TASK STATEMENT:
Return the data word for word. Pictures are to be omitted.

•••

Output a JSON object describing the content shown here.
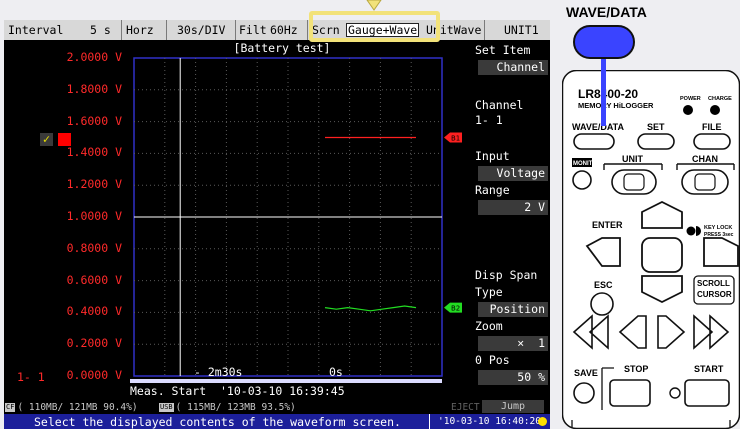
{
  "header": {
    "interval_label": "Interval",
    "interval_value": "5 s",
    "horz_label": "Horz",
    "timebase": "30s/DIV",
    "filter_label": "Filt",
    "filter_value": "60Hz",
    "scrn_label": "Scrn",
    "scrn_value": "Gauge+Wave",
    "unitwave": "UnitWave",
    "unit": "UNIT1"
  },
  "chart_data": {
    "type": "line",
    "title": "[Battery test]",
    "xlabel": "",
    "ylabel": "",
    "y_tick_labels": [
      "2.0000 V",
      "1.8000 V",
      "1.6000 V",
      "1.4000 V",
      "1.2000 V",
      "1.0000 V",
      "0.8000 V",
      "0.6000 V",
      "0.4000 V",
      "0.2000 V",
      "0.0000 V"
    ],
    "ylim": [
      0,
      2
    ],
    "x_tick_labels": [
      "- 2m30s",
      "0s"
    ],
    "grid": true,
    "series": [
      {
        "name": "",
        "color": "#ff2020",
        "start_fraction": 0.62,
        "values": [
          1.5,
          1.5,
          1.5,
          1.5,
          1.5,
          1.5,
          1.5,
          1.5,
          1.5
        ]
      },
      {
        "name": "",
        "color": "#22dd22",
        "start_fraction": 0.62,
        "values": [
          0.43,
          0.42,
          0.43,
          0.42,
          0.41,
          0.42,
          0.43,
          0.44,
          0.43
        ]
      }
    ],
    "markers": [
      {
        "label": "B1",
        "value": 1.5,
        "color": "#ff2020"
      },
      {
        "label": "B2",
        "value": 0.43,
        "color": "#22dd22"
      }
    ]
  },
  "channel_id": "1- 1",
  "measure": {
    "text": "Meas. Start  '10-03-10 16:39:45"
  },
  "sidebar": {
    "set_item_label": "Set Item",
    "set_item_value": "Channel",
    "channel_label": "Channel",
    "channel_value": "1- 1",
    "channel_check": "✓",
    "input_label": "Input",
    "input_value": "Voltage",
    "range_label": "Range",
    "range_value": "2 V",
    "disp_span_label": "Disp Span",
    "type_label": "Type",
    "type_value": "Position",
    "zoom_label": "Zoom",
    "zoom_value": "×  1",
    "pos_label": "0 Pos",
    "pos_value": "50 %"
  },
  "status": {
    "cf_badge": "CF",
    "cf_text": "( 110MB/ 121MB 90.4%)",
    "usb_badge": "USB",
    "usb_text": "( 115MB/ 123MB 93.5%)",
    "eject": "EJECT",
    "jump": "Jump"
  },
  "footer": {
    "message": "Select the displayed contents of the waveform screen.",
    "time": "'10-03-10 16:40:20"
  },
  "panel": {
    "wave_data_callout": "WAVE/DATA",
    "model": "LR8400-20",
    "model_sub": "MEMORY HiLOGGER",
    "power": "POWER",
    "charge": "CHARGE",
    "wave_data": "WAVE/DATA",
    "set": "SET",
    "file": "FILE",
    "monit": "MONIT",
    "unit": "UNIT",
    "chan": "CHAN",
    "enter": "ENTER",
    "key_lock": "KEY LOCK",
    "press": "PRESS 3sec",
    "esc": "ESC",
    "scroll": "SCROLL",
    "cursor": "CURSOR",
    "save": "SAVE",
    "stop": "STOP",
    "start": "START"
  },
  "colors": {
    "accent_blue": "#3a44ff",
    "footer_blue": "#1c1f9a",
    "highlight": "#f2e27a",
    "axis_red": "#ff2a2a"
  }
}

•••

SOLVED PROBLEM:
Output a JSON object describing the content shown here.
{
  "header": {
    "interval_label": "Interval",
    "interval_value": "5 s",
    "horz_label": "Horz",
    "timebase": "30s/DIV",
    "filter_label": "Filt",
    "filter_value": "60Hz",
    "scrn_label": "Scrn",
    "scrn_value": "Gauge+Wave",
    "unitwave": "UnitWave",
    "unit": "UNIT1"
  },
  "chart_data": {
    "type": "line",
    "title": "[Battery test]",
    "xlabel": "",
    "ylabel": "",
    "y_tick_labels": [
      "2.0000 V",
      "1.8000 V",
      "1.6000 V",
      "1.4000 V",
      "1.2000 V",
      "1.0000 V",
      "0.8000 V",
      "0.6000 V",
      "0.4000 V",
      "0.2000 V",
      "0.0000 V"
    ],
    "ylim": [
      0,
      2
    ],
    "x_tick_labels": [
      "- 2m30s",
      "0s"
    ],
    "grid": true,
    "series": [
      {
        "name": "",
        "color": "#ff2020",
        "start_fraction": 0.62,
        "values": [
          1.5,
          1.5,
          1.5,
          1.5,
          1.5,
          1.5,
          1.5,
          1.5,
          1.5
        ]
      },
      {
        "name": "",
        "color": "#22dd22",
        "start_fraction": 0.62,
        "values": [
          0.43,
          0.42,
          0.43,
          0.42,
          0.41,
          0.42,
          0.43,
          0.44,
          0.43
        ]
      }
    ],
    "markers": [
      {
        "label": "B1",
        "value": 1.5,
        "color": "#ff2020"
      },
      {
        "label": "B2",
        "value": 0.43,
        "color": "#22dd22"
      }
    ]
  },
  "channel_id": "1- 1",
  "measure": {
    "text": "Meas. Start  '10-03-10 16:39:45"
  },
  "sidebar": {
    "set_item_label": "Set Item",
    "set_item_value": "Channel",
    "channel_label": "Channel",
    "channel_value": "1- 1",
    "channel_check": "✓",
    "input_label": "Input",
    "input_value": "Voltage",
    "range_label": "Range",
    "range_value": "2 V",
    "disp_span_label": "Disp Span",
    "type_label": "Type",
    "type_value": "Position",
    "zoom_label": "Zoom",
    "zoom_value": "×  1",
    "pos_label": "0 Pos",
    "pos_value": "50 %"
  },
  "status": {
    "cf_badge": "CF",
    "cf_text": "( 110MB/ 121MB 90.4%)",
    "usb_badge": "USB",
    "usb_text": "( 115MB/ 123MB 93.5%)",
    "eject": "EJECT",
    "jump": "Jump"
  },
  "footer": {
    "message": "Select the displayed contents of the waveform screen.",
    "time": "'10-03-10 16:40:20"
  },
  "panel": {
    "wave_data_callout": "WAVE/DATA",
    "model": "LR8400-20",
    "model_sub": "MEMORY HiLOGGER",
    "power": "POWER",
    "charge": "CHARGE",
    "wave_data": "WAVE/DATA",
    "set": "SET",
    "file": "FILE",
    "monit": "MONIT",
    "unit": "UNIT",
    "chan": "CHAN",
    "enter": "ENTER",
    "key_lock": "KEY LOCK",
    "press": "PRESS 3sec",
    "esc": "ESC",
    "scroll": "SCROLL",
    "cursor": "CURSOR",
    "save": "SAVE",
    "stop": "STOP",
    "start": "START"
  },
  "colors": {
    "accent_blue": "#3a44ff",
    "footer_blue": "#1c1f9a",
    "highlight": "#f2e27a",
    "axis_red": "#ff2a2a"
  }
}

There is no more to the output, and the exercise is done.